Image courtesy of NASA


December 4, 2019; New York Times

Earlier this week, NPQ covered a report by Oxfam International that documented the growing impact of the global climate crisis. Displacements from weather-related events have grown from four million a year in the previous decade to 20 million a year this decade.

Even though residents suffer from many hurricanes (Harvey, Maria, etc.), the US as a whole has been relatively shielded from these impacts.

But the impact of rising sea levels is expected to increase in coming years. And, as Christopher Flavelle and Patricia Mazzei explain in the New York Times, in the Florida Keys, the effects could be felt as soon as the next decade.

This past Wednesday, Rhonda Haag, Monroe County, Florida’s chief resilience officer, released a year-long county study that aimed to calculate how high the county’s 300 miles of roads must be elevated to stay dry, and at what cost.

As Flavelle and Mazzei detail:

The results released Wednesday focus on a single three-mile stretch of road at the southern tip of Sugarloaf Key, a small island 15 miles up Highway 1 from Key West. To keep those three miles of road dry year-round in 2025 would require raising it by 1.3 feet, at a cost of $75 million, or $25 million per mile. Keeping the road dry in 2045 would mean elevating it 2.2 feet, at a cost of $128 million. To protect against expected flooding levels in 2060, the cost would jump to $181 million.

All that to protect about two dozen homes. Doing the math, this means it would cost almost $3 million per home to keep the road dry between now and 2025.

Not surprisingly, Haag says, “I can’t see staff recommending to raise this road. Those are taxpayer dollars, and as much as we love the Keys, there’s going to be a time when it’s going to be less population.”

At a climate change conference in Key West on Wednesday, Roman Gastesi, the Monroe County manager, noted the difficulty of the upcoming challenge: “How do you tell somebody, ‘We’re not going to build the road to get to your home’? And what do we do? Do we buy them out?

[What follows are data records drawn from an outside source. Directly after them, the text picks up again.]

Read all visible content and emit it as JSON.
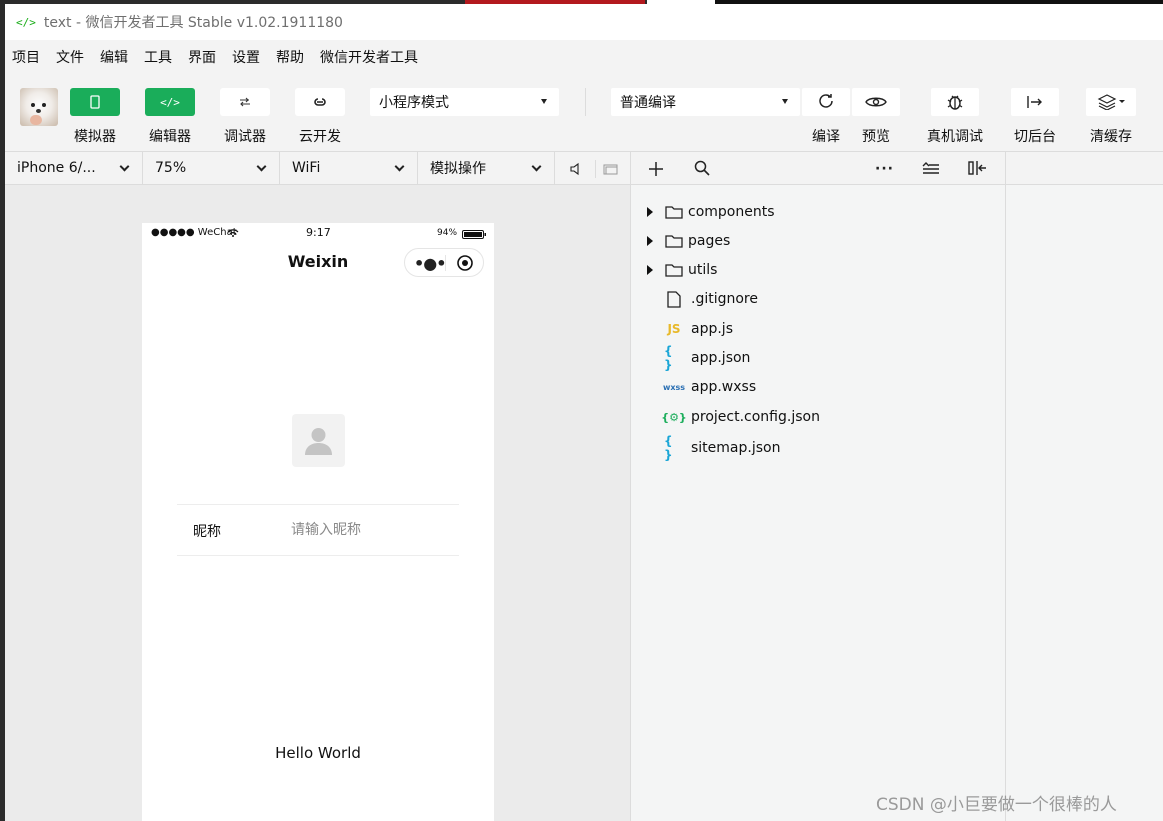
{
  "window": {
    "title": "text - 微信开发者工具 Stable v1.02.1911180"
  },
  "menu": [
    "项目",
    "文件",
    "编辑",
    "工具",
    "界面",
    "设置",
    "帮助",
    "微信开发者工具"
  ],
  "toolbar": {
    "simulator_label": "模拟器",
    "editor_label": "编辑器",
    "debugger_label": "调试器",
    "cloud_label": "云开发",
    "mode_select": "小程序模式",
    "compile_select": "普通编译",
    "compile_label": "编译",
    "preview_label": "预览",
    "realdebug_label": "真机调试",
    "background_label": "切后台",
    "cache_label": "清缓存"
  },
  "subbar": {
    "device": "iPhone 6/...",
    "zoom": "75%",
    "network": "WiFi",
    "operation": "模拟操作"
  },
  "phone": {
    "status_left": "●●●●● WeChat",
    "status_time": "9:17",
    "status_battery": "94%",
    "nav_title": "Weixin",
    "nickname_label": "昵称",
    "nickname_placeholder": "请输入昵称",
    "hello_text": "Hello World"
  },
  "explorer": {
    "items": [
      {
        "name": "components",
        "type": "folder"
      },
      {
        "name": "pages",
        "type": "folder"
      },
      {
        "name": "utils",
        "type": "folder"
      },
      {
        "name": ".gitignore",
        "type": "file"
      },
      {
        "name": "app.js",
        "type": "js",
        "badge": "JS"
      },
      {
        "name": "app.json",
        "type": "json",
        "badge": "{ }"
      },
      {
        "name": "app.wxss",
        "type": "wxss",
        "badge": "wxss"
      },
      {
        "name": "project.config.json",
        "type": "config",
        "badge": "{⚙}"
      },
      {
        "name": "sitemap.json",
        "type": "json",
        "badge": "{ }"
      }
    ]
  },
  "watermark": "CSDN @小巨要做一个很棒的人",
  "colors": {
    "accent_green": "#1aad5a",
    "js_yellow": "#e8b92a",
    "json_cyan": "#1ba6d6",
    "wxss_blue": "#2a6fb3",
    "config_green": "#1aad5a"
  }
}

And how do we buy them out—is it voluntary? Is it eminent domain? How do we do that?”

For her part, county mayor Heather Carruthers says she hopes the cost of raising the roads turns out to be lower than what her staff have found. Still, she acknowledges, “We can’t protect every single house.”

Carruthers does not expect local residents to be sanguine about this outcome. “I’m sure that some of them will be very irate, and we’ll probably face some lawsuits. But we can’t completely keep the water away.”

Henry and Melissa Silverman moved from Long Island in New York and bought a house on the southern edge of Sugarloaf Key 10 years ago. The building’s first floor is 18 feet off the ground. Still, “each high tide brings the saltwater a little bit closer, killing the palm trees under the deck, and popping the wooden slats off the boardwalk.”

Leon Mense, who lives at the end of the road, suggested that rather than raising roads, officials instead focus on addressing the climate emergency, without which no amount of adaptation will be sufficient. “Maybe we should think about stopping, or trying to stop, the cause of the water rising,” Mense suggested. “At what point will the road be high enough?”—Steve Dubb